WORK REQUIRED: What is needed is a single figure: how many lines of the records below contain the word "kind".

SUPPLIED MATERIAL:
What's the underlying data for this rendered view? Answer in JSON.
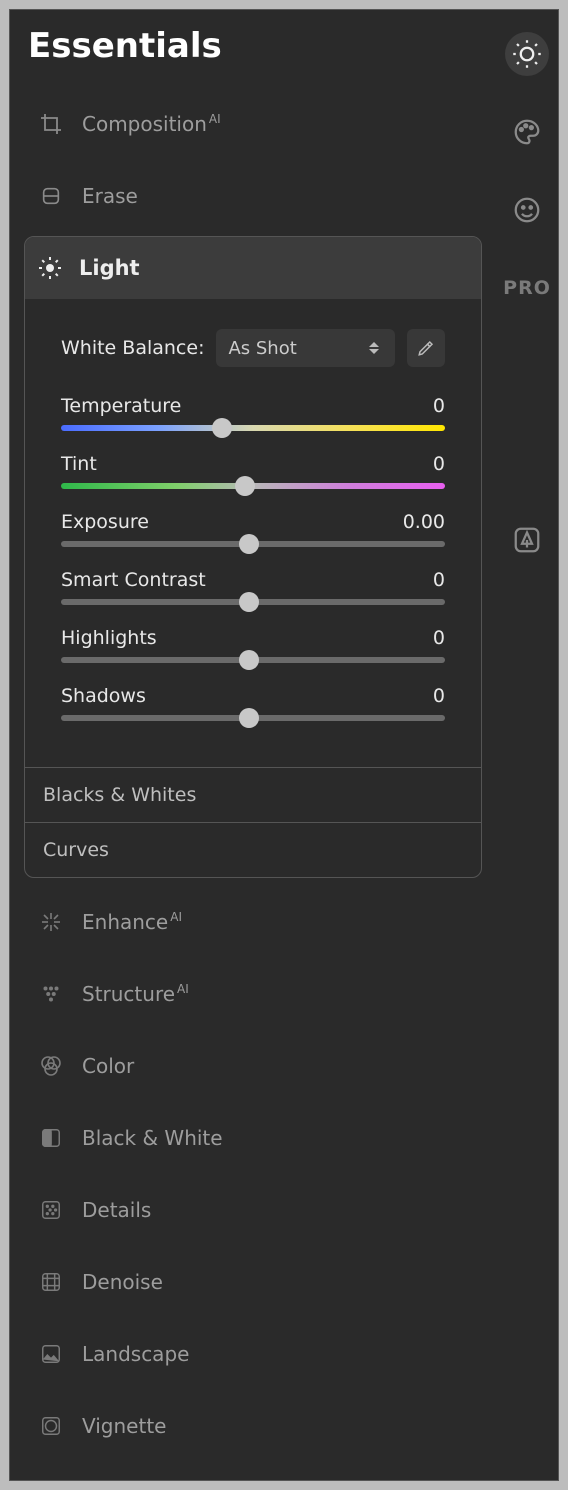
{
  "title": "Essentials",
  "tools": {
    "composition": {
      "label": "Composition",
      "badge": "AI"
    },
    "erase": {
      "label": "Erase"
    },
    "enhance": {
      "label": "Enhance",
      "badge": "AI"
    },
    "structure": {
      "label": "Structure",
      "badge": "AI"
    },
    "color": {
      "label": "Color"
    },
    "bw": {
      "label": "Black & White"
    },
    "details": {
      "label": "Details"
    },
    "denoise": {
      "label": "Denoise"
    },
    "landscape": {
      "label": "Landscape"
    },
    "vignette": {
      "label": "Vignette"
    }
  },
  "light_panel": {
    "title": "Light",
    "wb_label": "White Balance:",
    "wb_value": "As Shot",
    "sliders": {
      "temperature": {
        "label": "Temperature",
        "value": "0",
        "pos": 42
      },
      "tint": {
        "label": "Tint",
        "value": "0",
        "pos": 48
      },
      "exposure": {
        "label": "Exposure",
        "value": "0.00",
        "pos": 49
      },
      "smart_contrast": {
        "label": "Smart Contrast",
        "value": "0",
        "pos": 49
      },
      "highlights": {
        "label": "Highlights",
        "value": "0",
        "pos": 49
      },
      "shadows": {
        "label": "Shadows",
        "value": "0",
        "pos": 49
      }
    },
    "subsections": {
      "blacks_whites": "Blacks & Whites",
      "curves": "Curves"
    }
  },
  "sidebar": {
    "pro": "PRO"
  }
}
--
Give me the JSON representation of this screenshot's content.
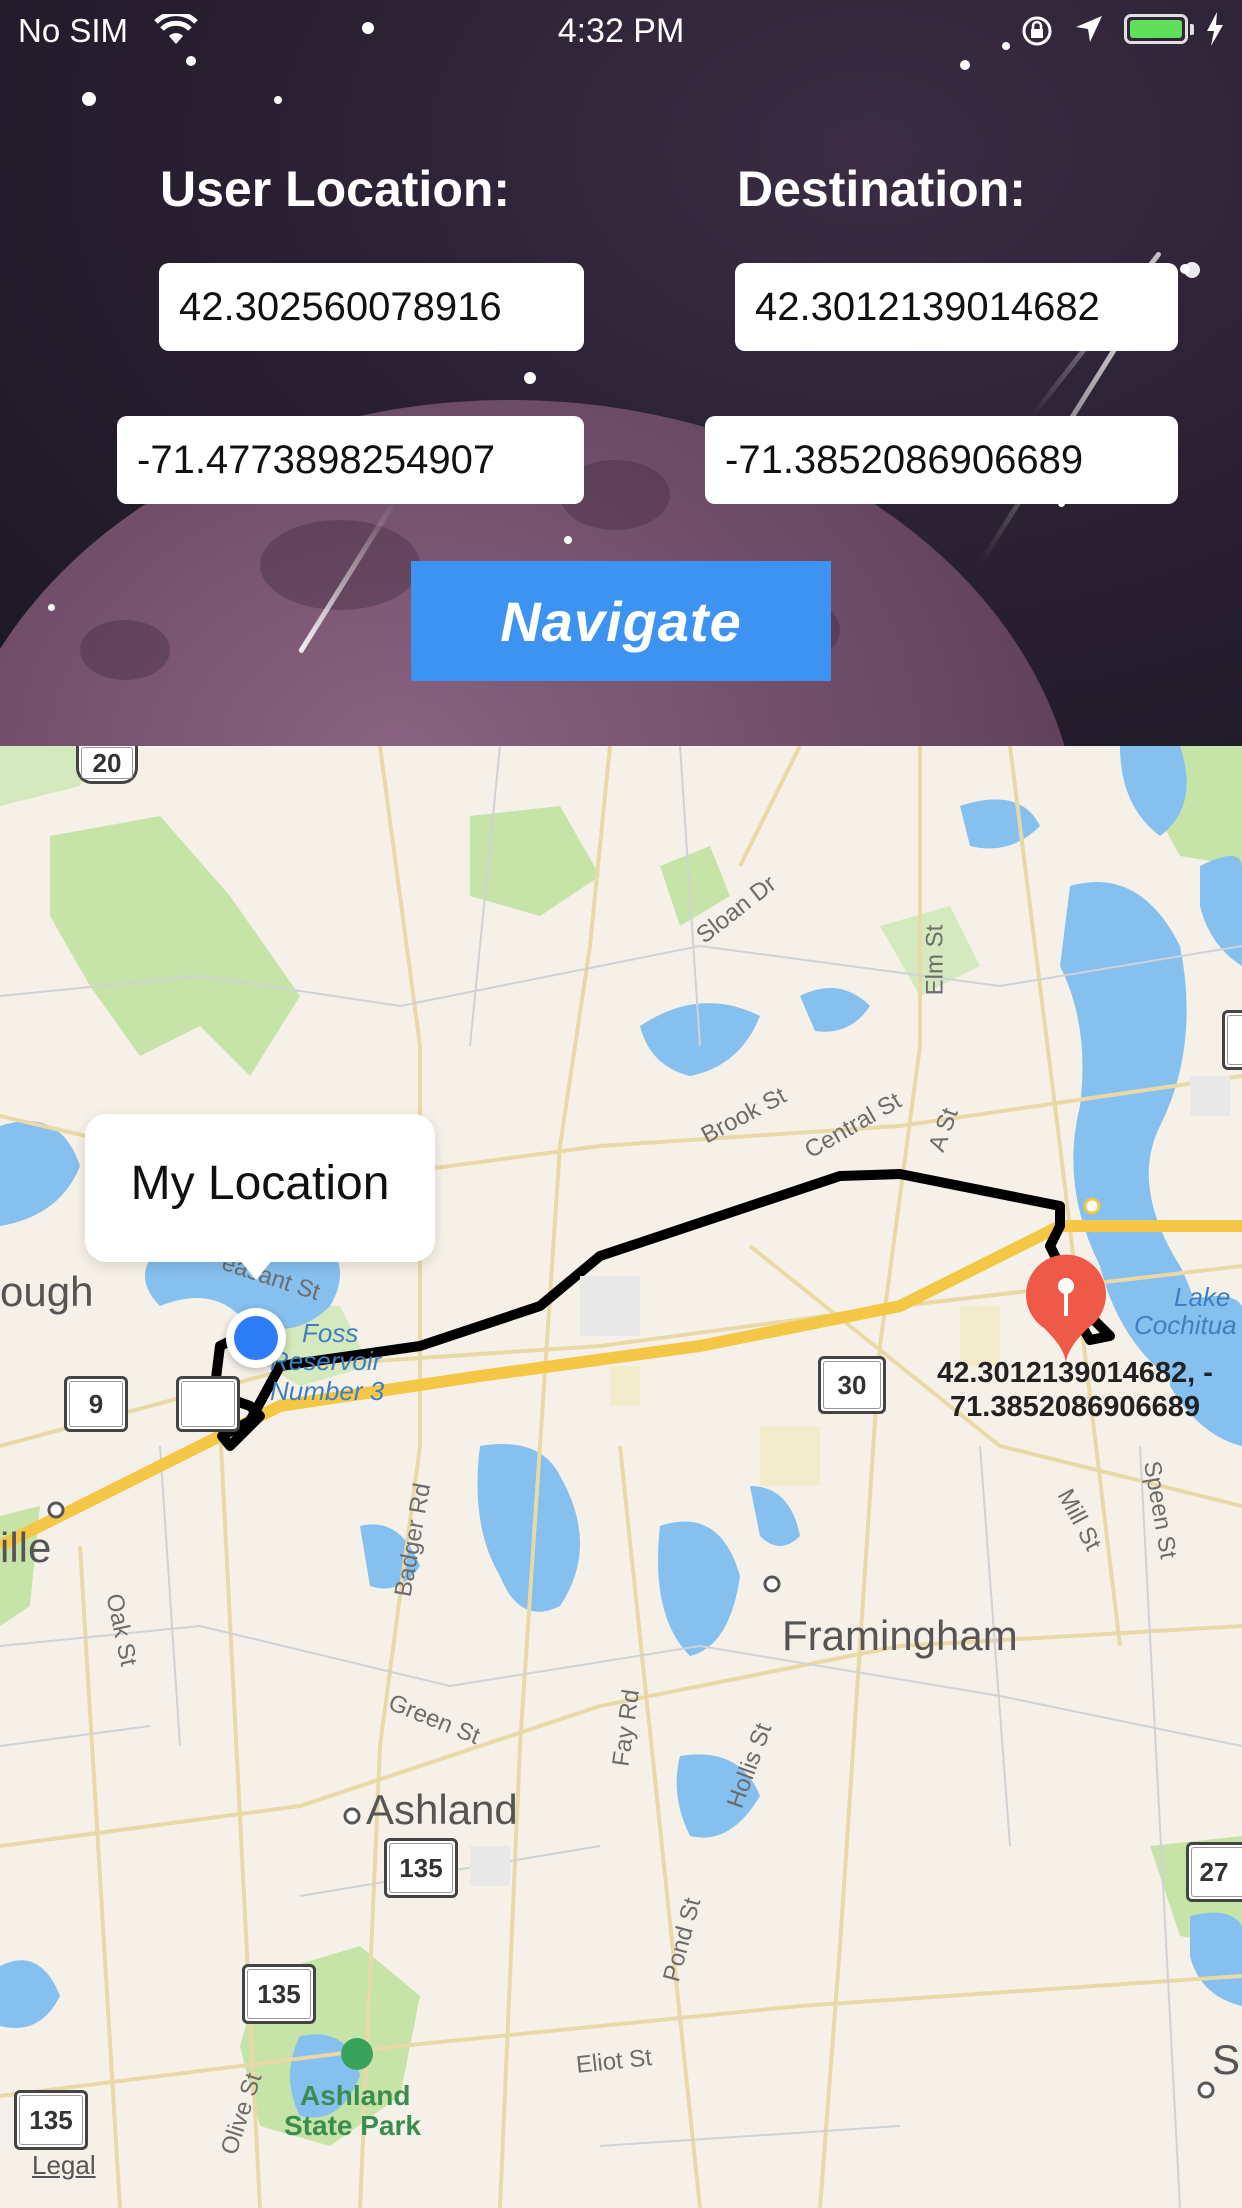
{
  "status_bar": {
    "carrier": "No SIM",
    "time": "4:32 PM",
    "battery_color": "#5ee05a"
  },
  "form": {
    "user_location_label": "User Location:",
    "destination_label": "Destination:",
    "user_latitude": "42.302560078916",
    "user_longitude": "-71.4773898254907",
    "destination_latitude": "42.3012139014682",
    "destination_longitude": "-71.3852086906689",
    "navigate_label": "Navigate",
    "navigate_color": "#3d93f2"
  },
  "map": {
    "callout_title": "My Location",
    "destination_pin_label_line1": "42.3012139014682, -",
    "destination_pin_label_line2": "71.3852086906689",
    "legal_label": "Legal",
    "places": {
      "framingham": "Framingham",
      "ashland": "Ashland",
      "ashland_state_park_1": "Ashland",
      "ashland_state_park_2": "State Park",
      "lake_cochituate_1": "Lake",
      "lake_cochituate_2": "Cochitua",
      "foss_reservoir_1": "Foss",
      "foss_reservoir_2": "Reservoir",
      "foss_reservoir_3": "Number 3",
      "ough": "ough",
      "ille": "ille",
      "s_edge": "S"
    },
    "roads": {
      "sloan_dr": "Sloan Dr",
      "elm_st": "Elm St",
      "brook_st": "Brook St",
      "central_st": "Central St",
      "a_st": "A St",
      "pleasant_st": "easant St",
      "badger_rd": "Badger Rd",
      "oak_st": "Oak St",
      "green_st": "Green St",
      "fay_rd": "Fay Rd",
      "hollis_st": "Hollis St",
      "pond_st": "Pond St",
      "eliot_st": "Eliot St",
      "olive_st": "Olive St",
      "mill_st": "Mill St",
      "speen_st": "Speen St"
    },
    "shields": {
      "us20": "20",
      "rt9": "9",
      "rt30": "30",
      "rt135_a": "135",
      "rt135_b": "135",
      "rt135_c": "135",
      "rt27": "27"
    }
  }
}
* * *
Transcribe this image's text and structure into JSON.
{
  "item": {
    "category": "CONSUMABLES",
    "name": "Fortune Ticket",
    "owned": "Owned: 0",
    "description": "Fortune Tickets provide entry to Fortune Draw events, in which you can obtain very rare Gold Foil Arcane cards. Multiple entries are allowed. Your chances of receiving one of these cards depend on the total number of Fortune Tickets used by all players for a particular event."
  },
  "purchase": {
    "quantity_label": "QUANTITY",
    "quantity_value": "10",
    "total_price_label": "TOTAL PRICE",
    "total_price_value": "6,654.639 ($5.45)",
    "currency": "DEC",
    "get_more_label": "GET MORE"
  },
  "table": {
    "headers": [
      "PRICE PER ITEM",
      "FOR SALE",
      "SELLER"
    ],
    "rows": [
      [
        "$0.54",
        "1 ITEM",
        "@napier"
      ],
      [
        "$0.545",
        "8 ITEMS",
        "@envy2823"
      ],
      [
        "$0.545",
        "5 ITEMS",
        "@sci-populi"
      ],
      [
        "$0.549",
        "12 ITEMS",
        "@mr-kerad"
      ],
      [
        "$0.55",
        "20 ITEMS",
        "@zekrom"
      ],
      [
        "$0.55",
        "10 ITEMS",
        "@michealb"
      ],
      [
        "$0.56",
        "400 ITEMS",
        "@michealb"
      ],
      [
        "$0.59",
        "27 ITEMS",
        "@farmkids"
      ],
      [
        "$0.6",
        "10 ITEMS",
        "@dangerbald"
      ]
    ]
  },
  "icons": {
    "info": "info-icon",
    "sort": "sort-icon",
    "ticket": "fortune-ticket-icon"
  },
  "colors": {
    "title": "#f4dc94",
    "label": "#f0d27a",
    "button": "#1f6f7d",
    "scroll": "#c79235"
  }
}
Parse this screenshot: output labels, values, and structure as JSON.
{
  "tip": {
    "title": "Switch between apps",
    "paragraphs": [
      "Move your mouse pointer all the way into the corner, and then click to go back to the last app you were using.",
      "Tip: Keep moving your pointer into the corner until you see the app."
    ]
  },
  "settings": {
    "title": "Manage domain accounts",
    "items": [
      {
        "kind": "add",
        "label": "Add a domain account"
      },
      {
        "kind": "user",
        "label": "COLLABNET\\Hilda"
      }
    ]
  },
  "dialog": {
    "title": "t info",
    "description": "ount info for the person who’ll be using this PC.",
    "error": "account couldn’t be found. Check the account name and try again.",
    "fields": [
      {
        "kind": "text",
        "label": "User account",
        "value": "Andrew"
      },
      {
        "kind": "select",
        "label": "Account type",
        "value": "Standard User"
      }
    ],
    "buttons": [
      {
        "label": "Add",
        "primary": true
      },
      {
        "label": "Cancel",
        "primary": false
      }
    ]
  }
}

WRITTEN REPLY: 4